The vaka Uto Ni Yalo was designed and built by the Okeanos Foundation for the Sea.
It is a 72 foot Vaka Moana, double masted traditional Polynesian sailing canoe, outfitted with a solar powered propulsion system, built in 2010 in New Zealand’s Salthouse Boatyard.
Uto Ni Yalo was one of the seven traditional Polynesian sailing canoes of the Te Mana o Te Moana (Spirit of the Ocean) fleet that sailed 2011-2012, visiting fifteen Pacific nations reviving voyaging culture and advocating ocean conservation. The Te Mana o Te Moana voyage was sponsored entirely by Okeanos Foundation.
The voyage was crewed by Pacific islanders from eleven nations (Fiji, the Cook Islands, Samoa, French Polynesia, New Zealand, Tonga, Kiribati, Solomon Islands, Papua New Guinea, Vanuatu and Easter Island) and collectively they traversed 210,000 miles of open ocean, training hundreds of first time sailors along the way.
In 2014, Okeanos Foundation’s CEO Dieter Paulmann gifted Uto Ni Yalo to the people of Fiji. Today the Vaka Moana is operated by the Uto Ni Yalo Trust.
Crew of the Uto ni Yalo celebrates after the vaka was gifted to the people of Fiji in 2014
(Okeanos’ Te Mana o Te Moana vaka fleet commander Magnus Danbold in black shirt with floral wreath)
Uto Ni Yalo is recognized as one of Fiji’s national treasures and has been commemorated on a series of Fiji national stamps.
The Uto Ni Yalo’s historic voyage to San Francisco illustrated on Fiji’s national stamp.
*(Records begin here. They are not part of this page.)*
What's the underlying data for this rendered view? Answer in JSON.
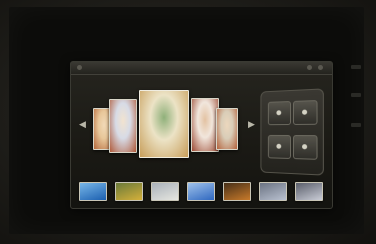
{
  "window": {
    "title": ""
  },
  "icons": {
    "prev": "chevron-left-icon",
    "next": "chevron-right-icon",
    "controls": [
      "rotate-icon",
      "info-icon",
      "slideshow-icon",
      "delete-icon"
    ]
  },
  "colors": {
    "screen_background": "#0c0c0a",
    "window_background": "#1a1914",
    "accent": "#d9d6c8"
  },
  "carousel": {
    "photos": [
      {
        "colors": [
          "#e8c79a",
          "#b4673b",
          "#f1d9b7"
        ]
      },
      {
        "colors": [
          "#d7dbe6",
          "#b05a3a",
          "#f2e3cf"
        ]
      },
      {
        "colors": [
          "#ece3c6",
          "#c79d59",
          "#8fb07a"
        ]
      },
      {
        "colors": [
          "#f1e6dc",
          "#9c4a34",
          "#e3c2a2"
        ]
      },
      {
        "colors": [
          "#d9cdb8",
          "#b4623c",
          "#ecd7bd"
        ]
      }
    ]
  },
  "filmstrip": {
    "thumbs": [
      {
        "colors": [
          "#1b5fb0",
          "#78b7e8"
        ]
      },
      {
        "colors": [
          "#d4b03a",
          "#6a7a3a"
        ]
      },
      {
        "colors": [
          "#e6e6e0",
          "#a9b1b9"
        ]
      },
      {
        "colors": [
          "#2f68c0",
          "#9fc2ea"
        ]
      },
      {
        "colors": [
          "#c87a2a",
          "#473018"
        ]
      },
      {
        "colors": [
          "#b9c1d0",
          "#6b7382"
        ]
      },
      {
        "colors": [
          "#c9ccd6",
          "#5a5e6a"
        ]
      }
    ]
  }
}
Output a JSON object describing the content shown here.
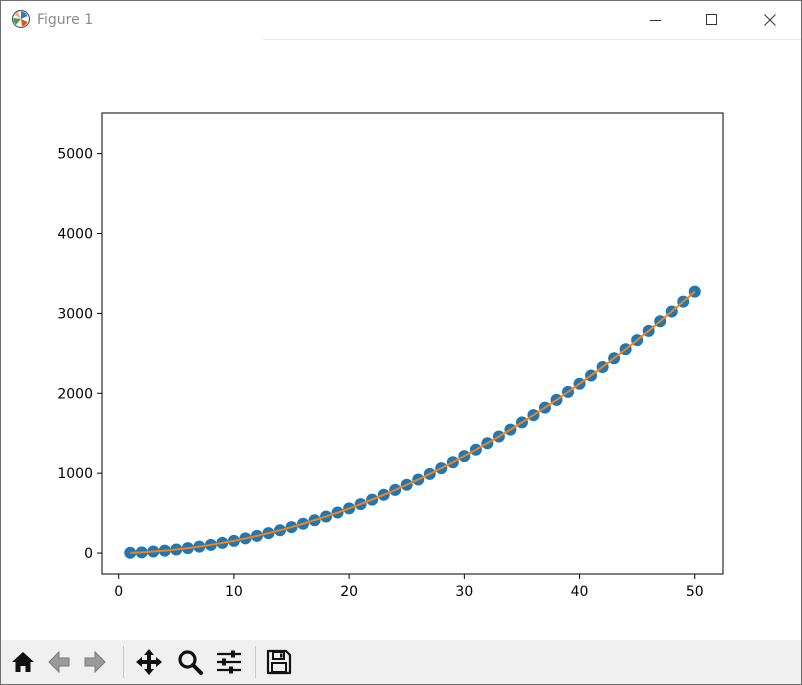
{
  "window": {
    "title": "Figure 1",
    "controls": [
      "minimize",
      "maximize",
      "close"
    ]
  },
  "toolbar": {
    "items": [
      {
        "icon": "home-icon",
        "tooltip": "Home"
      },
      {
        "icon": "back-arrow-icon",
        "tooltip": "Back"
      },
      {
        "icon": "forward-arrow-icon",
        "tooltip": "Forward"
      },
      {
        "icon": "pan-icon",
        "tooltip": "Pan"
      },
      {
        "icon": "zoom-icon",
        "tooltip": "Zoom"
      },
      {
        "icon": "configure-subplots-icon",
        "tooltip": "Subplots"
      },
      {
        "icon": "save-icon",
        "tooltip": "Save"
      }
    ]
  },
  "chart_data": {
    "type": "scatter",
    "title": "",
    "xlabel": "",
    "ylabel": "",
    "xlim": [
      -1.45,
      52.45
    ],
    "ylim": [
      -262.25,
      5508.25
    ],
    "xticks": [
      0,
      10,
      20,
      30,
      40,
      50
    ],
    "yticks": [
      0,
      1000,
      2000,
      3000,
      4000,
      5000
    ],
    "grid": false,
    "legend": "none",
    "series": [
      {
        "kind": "scatter",
        "color": "#1f77b4",
        "x": [
          1,
          2,
          3,
          4,
          5,
          6,
          7,
          8,
          9,
          10,
          11,
          12,
          13,
          14,
          15,
          16,
          17,
          18,
          19,
          20,
          21,
          22,
          23,
          24,
          25,
          26,
          27,
          28,
          29,
          30,
          31,
          32,
          33,
          34,
          35,
          36,
          37,
          38,
          39,
          40,
          41,
          42,
          43,
          44,
          45,
          46,
          47,
          48,
          49,
          50
        ],
        "y": [
          3,
          9,
          19,
          31,
          45,
          61,
          81,
          103,
          127,
          153,
          183,
          215,
          249,
          285,
          325,
          367,
          411,
          457,
          507,
          559,
          613,
          669,
          729,
          791,
          855,
          921,
          991,
          1063,
          1137,
          1213,
          1293,
          1375,
          1459,
          1545,
          1635,
          1727,
          1821,
          1917,
          2017,
          2119,
          2223,
          2329,
          2439,
          2551,
          2665,
          2781,
          2901,
          3023,
          3147,
          3273
        ]
      },
      {
        "kind": "line",
        "color": "#ff7f0e",
        "x": [
          1,
          2,
          3,
          4,
          5,
          6,
          7,
          8,
          9,
          10,
          11,
          12,
          13,
          14,
          15,
          16,
          17,
          18,
          19,
          20,
          21,
          22,
          23,
          24,
          25,
          26,
          27,
          28,
          29,
          30,
          31,
          32,
          33,
          34,
          35,
          36,
          37,
          38,
          39,
          40,
          41,
          42,
          43,
          44,
          45,
          46,
          47,
          48,
          49,
          50
        ],
        "y": [
          3,
          9,
          19,
          31,
          45,
          61,
          81,
          103,
          127,
          153,
          183,
          215,
          249,
          285,
          325,
          367,
          411,
          457,
          507,
          559,
          613,
          669,
          729,
          791,
          855,
          921,
          991,
          1063,
          1137,
          1213,
          1293,
          1375,
          1459,
          1545,
          1635,
          1727,
          1821,
          1917,
          2017,
          2119,
          2223,
          2329,
          2439,
          2551,
          2665,
          2781,
          2901,
          3023,
          3147,
          3273
        ]
      }
    ]
  }
}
The Uto Ni Yalo’s sailing pictured sailing in front of the Sydney Opera House.
An illustration of the Uto Ni Yalo.